  • The focus on virtual mobility can be an inclusive process, since physical mobility often prevented some people from travelling to events: for example, physical disability, lack of finance. How can virtual mobilities be harnessed to provide greater opportunities for UBC for all?

4. Delivering on the United Nationals (UN) Sustainable Development Goals (SDGs)

Delivering on the United Nations (UN) Sustainable Development Goals (SDGs) is a top priority for the new Commission. The SDGs are therefore embedded in the mission letters of some Commissioners, with the ‘Green Deal’ as the Commission’s flagship initiative. At individual level, all citizens need some level of entrepreneurial, social and civic skills in order to develop the environmental awareness and local community initiatives needed in order to protect our planet. A boost for skills for the green economy is therefore needed, with more investments in education and training to increase the number of professionals in this field.

At institutional and system level, stronger cooperation is needed. In our paper from February 2020 (attached) we mentioned climate change and the emergence of new digital technologies as potential causes of such future shocks, but instead it was a pandemic which – within the space of a couple of weeks – completely disrupted our systems, institutions and individual way of living.

  • What should be the priority actions for UBC in building sustainable and resilient innovation ecosystems at local, regional, and EU levels? 

5. The future format of UBC

Finally, we invite you to reflect on how we further develop our activities for the UBC network:

  • What should be the shape and structure of the UBC programme of activities, taking into account the turbulent socio-political context post COVID-19?
  • What are the themes, challenges, and opportunities you recommend we focus on during future UBC events?

 

 

Footnotes:

[1] For more information and registration on upcoming webinars, please visit https://heinnovate.eu/en/news/join-heinnovate-webinar-series
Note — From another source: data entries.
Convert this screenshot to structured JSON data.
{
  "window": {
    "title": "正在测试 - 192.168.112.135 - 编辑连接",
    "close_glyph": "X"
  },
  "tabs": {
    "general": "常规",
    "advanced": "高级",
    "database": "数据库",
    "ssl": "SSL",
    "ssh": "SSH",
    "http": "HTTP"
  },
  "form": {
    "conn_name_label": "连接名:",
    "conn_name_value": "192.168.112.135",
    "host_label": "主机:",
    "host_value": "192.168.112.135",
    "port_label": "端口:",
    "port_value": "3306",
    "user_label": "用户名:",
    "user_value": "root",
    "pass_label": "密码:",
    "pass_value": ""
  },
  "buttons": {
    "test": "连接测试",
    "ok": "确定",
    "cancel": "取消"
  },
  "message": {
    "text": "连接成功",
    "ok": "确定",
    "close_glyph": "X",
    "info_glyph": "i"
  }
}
[2] Since 2008, eight European UB Forums (the last European UB Forum was in October 2019) and 23 thematic UB Forums have taken place: the most recent event took place in Lisbon (Portugal) in February 2019. See also: https://ec.europa.eu/education/policies/innovation-in-education/university-business-cooperation_en

[3] https://ec.europa.eu/info/strategy/priorities-2019-2024_en
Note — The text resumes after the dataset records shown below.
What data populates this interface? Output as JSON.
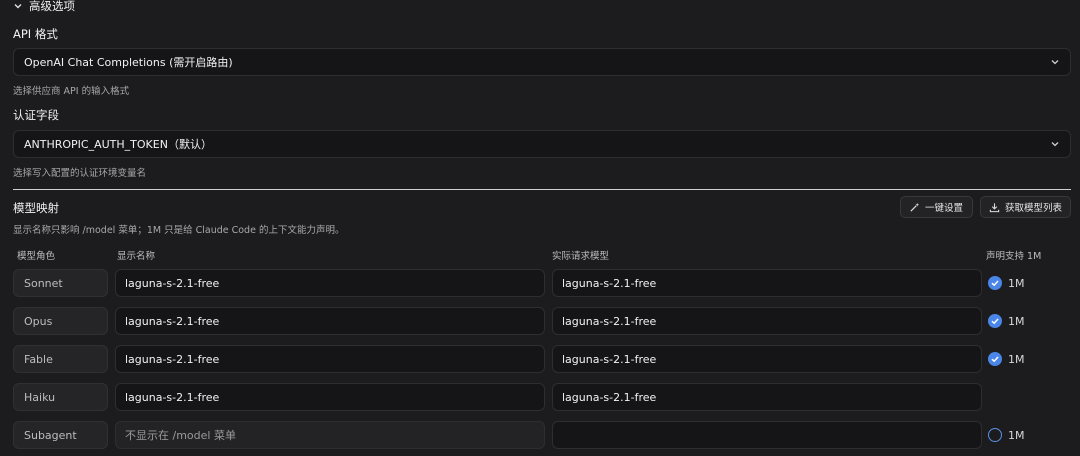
{
  "section": {
    "title": "高级选项"
  },
  "api_format": {
    "label": "API 格式",
    "value": "OpenAI Chat Completions (需开启路由)",
    "hint": "选择供应商 API 的输入格式"
  },
  "auth_field": {
    "label": "认证字段",
    "value": "ANTHROPIC_AUTH_TOKEN（默认）",
    "hint": "选择写入配置的认证环境变量名"
  },
  "model_mapping": {
    "title": "模型映射",
    "hint": "显示名称只影响 /model 菜单；1M 只是给 Claude Code 的上下文能力声明。",
    "one_click_label": "一键设置",
    "fetch_label": "获取模型列表",
    "columns": {
      "role": "模型角色",
      "display": "显示名称",
      "real": "实际请求模型",
      "support": "声明支持 1M"
    },
    "rows": [
      {
        "role": "Sonnet",
        "display": "laguna-s-2.1-free",
        "real": "laguna-s-2.1-free",
        "checked": true,
        "badge": "1M"
      },
      {
        "role": "Opus",
        "display": "laguna-s-2.1-free",
        "real": "laguna-s-2.1-free",
        "checked": true,
        "badge": "1M"
      },
      {
        "role": "Fable",
        "display": "laguna-s-2.1-free",
        "real": "laguna-s-2.1-free",
        "checked": true,
        "badge": "1M"
      },
      {
        "role": "Haiku",
        "display": "laguna-s-2.1-free",
        "real": "laguna-s-2.1-free"
      },
      {
        "role": "Subagent",
        "display_placeholder": "不显示在 /model 菜单",
        "real": "",
        "checked": false,
        "badge": "1M"
      }
    ]
  }
}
[4] https://ec.europa.eu/info/strategy/priorities-2019-2024/european-green-deal_en

[5] https://ec.europa.eu/digital-single-market/en/content/european-digital-strategy

[6] https://ec.europa.eu/education/education-in-the-eu/digital-education-action-plan_en

[7] https://ec.europa.eu/info/sites/info/files/research_and_innovation/strategy_on_research_and_innovation/documents/ec_com-2020-628.pdfand https://ec.europa.eu/info/files/new-european-research-area_en

[8] https://www.consilium.europa.eu/en/policies/eu-recovery-plan/

[9] See https://ec.europa.eu/info/live-work-travel-eu/health/coronavirus-response/recovery-plan-europe/pillars-next-generatin-eu_en

Category:
  • Webinar summary
Submitted by:
Zsuzsa Javorka
Submitted on:
05 Nov 2020
Related event date:
05 Nov 2020